"There's nothing you can do about it NOW, Jason. You're stopped ON RAILROAD TRACKS!" He put it back in gear and completed his turn onto the boulevard. His explanation was that he thought I had meant something in front of him, an oncoming car or whatever. Which that may be the case, but it's still no excuse for not watching your FIFTY THREE FOOT TRAILER as you're executing a turn in downtown Wichita. I added that, for future reference, when I say "Stop", I don't mean any other moment, reality, or plane of existence than the present one. Of course, not in those words, I didn't want the poor guy's head to explode. Later, after navigating him back to the freeway toward Salina, I summed it up with the following. "I hope your little incident back there will finally make you understand why you HAVE to watch your trailer in a turn. You can never assume it's following you the way you're expecting it. Never!"
Hopefully this hard learned lesson will stay with him and it's something I won't have to worry about anymore. I doubt it. To his credit, though, he did do an awesome job backing just prior to the stop sign fatality. The customer from where we had just come was a lumber yard. Their receiving dock isn't impossible by any means, but it's not exactly a cake-walk either. You have to back into it from a relatively small city street. While he had some trouble visualizing the "setup" and I had to talk him through that part, once he began to execute the actual backing manuever, he did rather admirably.
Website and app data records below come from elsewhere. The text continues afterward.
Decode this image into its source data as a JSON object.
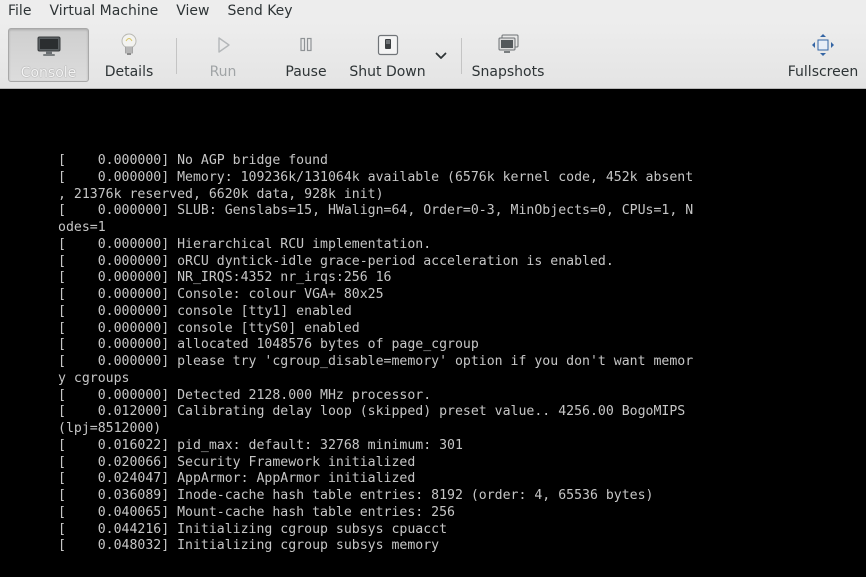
{
  "menu": {
    "items": [
      "File",
      "Virtual Machine",
      "View",
      "Send Key"
    ]
  },
  "toolbar": {
    "console_label": "Console",
    "details_label": "Details",
    "run_label": "Run",
    "pause_label": "Pause",
    "shutdown_label": "Shut Down",
    "snapshots_label": "Snapshots",
    "fullscreen_label": "Fullscreen"
  },
  "console": {
    "lines": [
      "[    0.000000] No AGP bridge found",
      "[    0.000000] Memory: 109236k/131064k available (6576k kernel code, 452k absent",
      ", 21376k reserved, 6620k data, 928k init)",
      "[    0.000000] SLUB: Genslabs=15, HWalign=64, Order=0-3, MinObjects=0, CPUs=1, N",
      "odes=1",
      "[    0.000000] Hierarchical RCU implementation.",
      "[    0.000000] oRCU dyntick-idle grace-period acceleration is enabled.",
      "[    0.000000] NR_IRQS:4352 nr_irqs:256 16",
      "[    0.000000] Console: colour VGA+ 80x25",
      "[    0.000000] console [tty1] enabled",
      "[    0.000000] console [ttyS0] enabled",
      "[    0.000000] allocated 1048576 bytes of page_cgroup",
      "[    0.000000] please try 'cgroup_disable=memory' option if you don't want memor",
      "y cgroups",
      "[    0.000000] Detected 2128.000 MHz processor.",
      "[    0.012000] Calibrating delay loop (skipped) preset value.. 4256.00 BogoMIPS",
      "(lpj=8512000)",
      "[    0.016022] pid_max: default: 32768 minimum: 301",
      "[    0.020066] Security Framework initialized",
      "[    0.024047] AppArmor: AppArmor initialized",
      "[    0.036089] Inode-cache hash table entries: 8192 (order: 4, 65536 bytes)",
      "[    0.040065] Mount-cache hash table entries: 256",
      "[    0.044216] Initializing cgroup subsys cpuacct",
      "[    0.048032] Initializing cgroup subsys memory"
    ]
  }
}
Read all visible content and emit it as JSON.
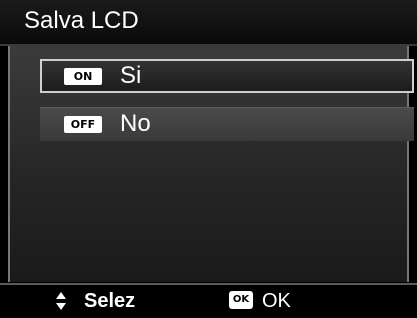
{
  "header": {
    "title": "Salva LCD"
  },
  "options": [
    {
      "badge": "ON",
      "label": "Si",
      "selected": true
    },
    {
      "badge": "OFF",
      "label": "No",
      "selected": false
    }
  ],
  "footer": {
    "select_icon": "up-down-arrows-icon",
    "select_label": "Selez",
    "ok_icon_text": "OK",
    "ok_label": "OK"
  },
  "colors": {
    "background": "#000000",
    "text": "#ffffff",
    "selection_border": "#cfcfcf"
  }
}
Maybe there's hope for the boy, yet.
Some more recent JasonismsTM:
[here is a perfect example of what it must be like to be inside Jason's head when it receives information and he tries to process it into useful knowledge]
Jason: "The super highways and interstates... they have satellites telling them where to go. You ever watch the Discovery Channel?"
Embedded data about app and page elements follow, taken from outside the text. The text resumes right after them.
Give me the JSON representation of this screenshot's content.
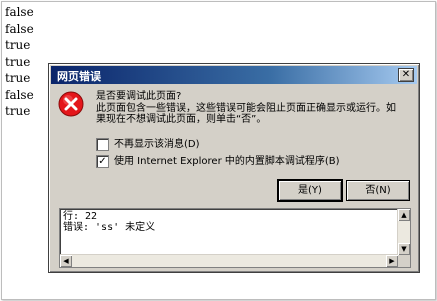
{
  "console": {
    "lines": [
      "false",
      "false",
      "true",
      "true",
      "true",
      "false",
      "true"
    ]
  },
  "dialog": {
    "title": "网页错误",
    "close_glyph": "✕",
    "icon": "error-icon",
    "message": {
      "line1": "是否要调试此页面?",
      "line2": "此页面包含一些错误，这些错误可能会阻止页面正确显示或运行。如",
      "line3": "果现在不想调试此页面，则单击“否”。"
    },
    "checkbox_dont_show": {
      "label": "不再显示该消息(D)",
      "checked": false,
      "mark": ""
    },
    "checkbox_use_debugger": {
      "label": "使用 Internet Explorer 中的内置脚本调试程序(B)",
      "checked": true,
      "mark": "✓"
    },
    "yes_label": "是(Y)",
    "no_label": "否(N)",
    "detail": {
      "line1": "行: 22",
      "line2": "错误: 'ss' 未定义"
    }
  },
  "colors": {
    "dialog_bg": "#d4d0c8",
    "title_gradient_start": "#0a246a",
    "error_red": "#e4161b"
  }
}
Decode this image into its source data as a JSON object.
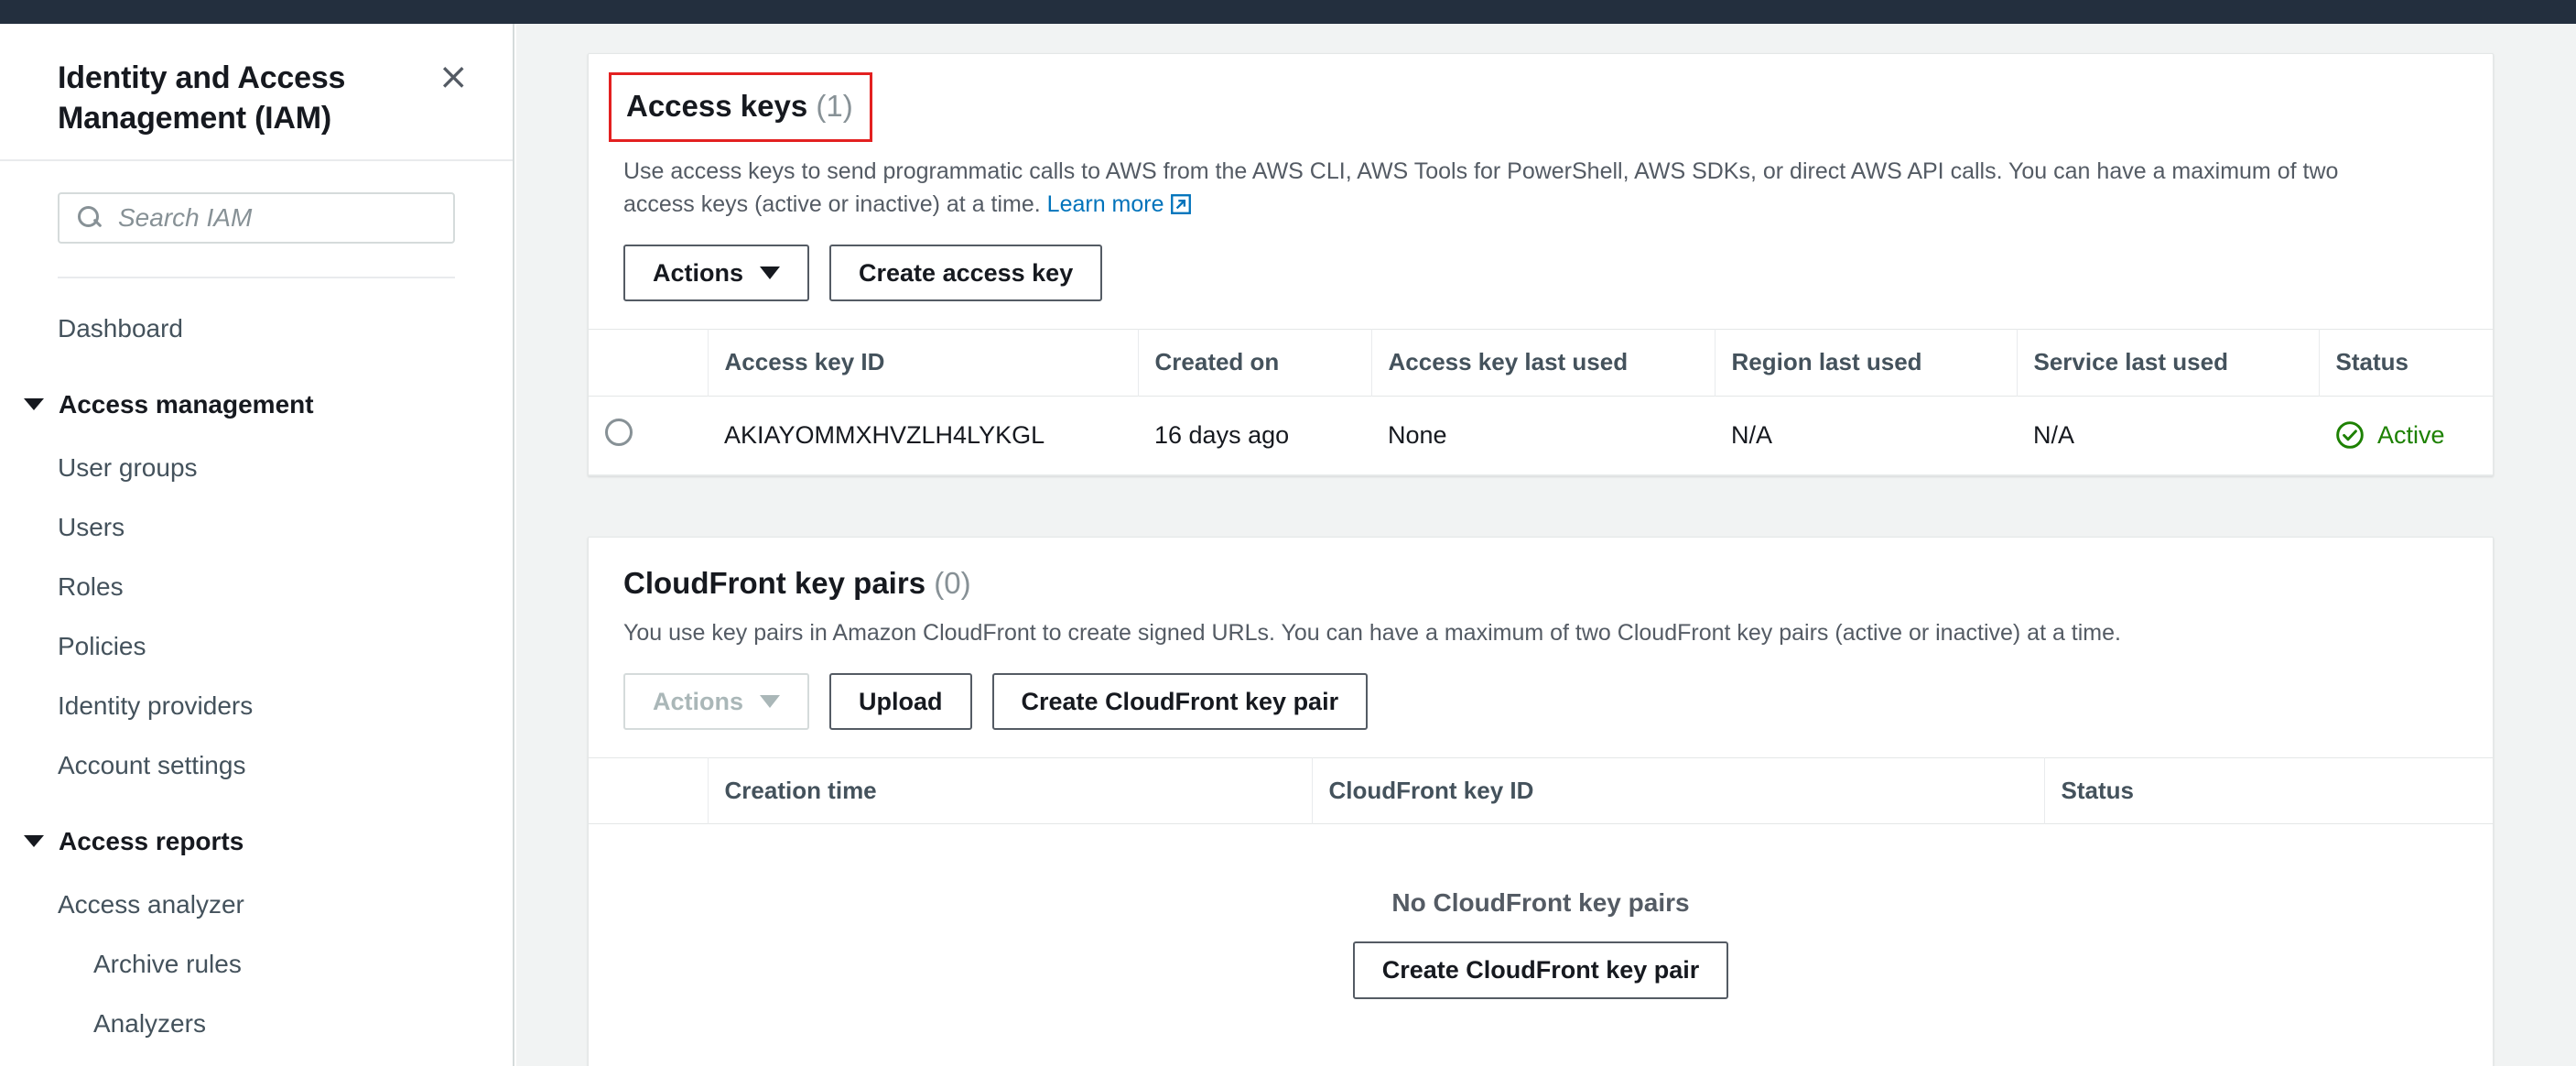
{
  "topbar": {
    "present": true
  },
  "sidebar": {
    "title": "Identity and Access Management (IAM)",
    "close_label": "×",
    "search": {
      "placeholder": "Search IAM",
      "value": ""
    },
    "items": [
      {
        "label": "Dashboard",
        "type": "link",
        "indent": 1
      },
      {
        "label": "Access management",
        "type": "group",
        "indent": 0
      },
      {
        "label": "User groups",
        "type": "link",
        "indent": 1
      },
      {
        "label": "Users",
        "type": "link",
        "indent": 1
      },
      {
        "label": "Roles",
        "type": "link",
        "indent": 1
      },
      {
        "label": "Policies",
        "type": "link",
        "indent": 1
      },
      {
        "label": "Identity providers",
        "type": "link",
        "indent": 1
      },
      {
        "label": "Account settings",
        "type": "link",
        "indent": 1
      },
      {
        "label": "Access reports",
        "type": "group",
        "indent": 0
      },
      {
        "label": "Access analyzer",
        "type": "link",
        "indent": 1
      },
      {
        "label": "Archive rules",
        "type": "link",
        "indent": 2
      },
      {
        "label": "Analyzers",
        "type": "link",
        "indent": 2
      }
    ]
  },
  "access_keys": {
    "title": "Access keys",
    "count": "(1)",
    "description": "Use access keys to send programmatic calls to AWS from the AWS CLI, AWS Tools for PowerShell, AWS SDKs, or direct AWS API calls. You can have a maximum of two access keys (active or inactive) at a time. ",
    "learn_more": "Learn more",
    "actions_label": "Actions",
    "create_label": "Create access key",
    "columns": [
      "",
      "Access key ID",
      "Created on",
      "Access key last used",
      "Region last used",
      "Service last used",
      "Status"
    ],
    "rows": [
      {
        "access_key_id": "AKIAYOMMXHVZLH4LYKGL",
        "created_on": "16 days ago",
        "access_key_last_used": "None",
        "region_last_used": "N/A",
        "service_last_used": "N/A",
        "status": "Active"
      }
    ]
  },
  "cloudfront": {
    "title": "CloudFront key pairs",
    "count": "(0)",
    "description": "You use key pairs in Amazon CloudFront to create signed URLs. You can have a maximum of two CloudFront key pairs (active or inactive) at a time.",
    "actions_label": "Actions",
    "upload_label": "Upload",
    "create_label": "Create CloudFront key pair",
    "columns": [
      "",
      "Creation time",
      "CloudFront key ID",
      "Status"
    ],
    "empty_title": "No CloudFront key pairs",
    "empty_button": "Create CloudFront key pair"
  },
  "colors": {
    "topbar": "#232f3e",
    "page_bg": "#f1f3f3",
    "accent_link": "#0073bb",
    "status_active": "#1d8102",
    "highlight_border": "#e32020"
  }
}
Me: "Yes, I've watched it a time or two."
Jason: "They did this show about the satellites pointing at the earth and... they have things, like, so far apart all along the highways that make them run straight."
[I'm assuming he saw a show about how GPS works and got REALLY confused.]
[travelling westward in the right lane]
Me: "When we exit at Seneca Boulevard, we need to go south."
Jason [pointing left]: "That way?"
Jason: "Does that mean I need to be in the left lane?"
[I should add that evey exit so far had been right exits and there were no signs indicating our upcoming exit was to be a left exit.]
I've explained numerous times to Jason how exit numbers on most interstates correspond to mile markers; except for those weird fuckers in the northeast with their sequential exits and the dipshits in California whose mellow would be harshed to number their interstate exits at all, dude. But, he still hasn't seemed to be able to grasp this concept yet. His total lack of comprehension of this has been the source of these beauts today:
[I had told Jason we were taking I-135 north to I-70. After driving for a while and apparently brain-storming on this for some time.]
Jason: "Will I-70 be at Exit 70?"
Me: "Probably not. If it is, it's just a conicidence."
[earlier, on I-35]
Me: "When we get to Wichita, we'll be looking for U.S Highway 54 and U.S. Highway 400. They run together through the city."
Jason: "It'll be an exit ramp?"
[later, coming into Wichita]
Jason: "So, like, how that sign says "57" I'll be looking for a sign that says "54" "?
Me: "That sign's exit 57, Jason, we're looking for highway 54 and highway 400. I'm not sure what exit number it is."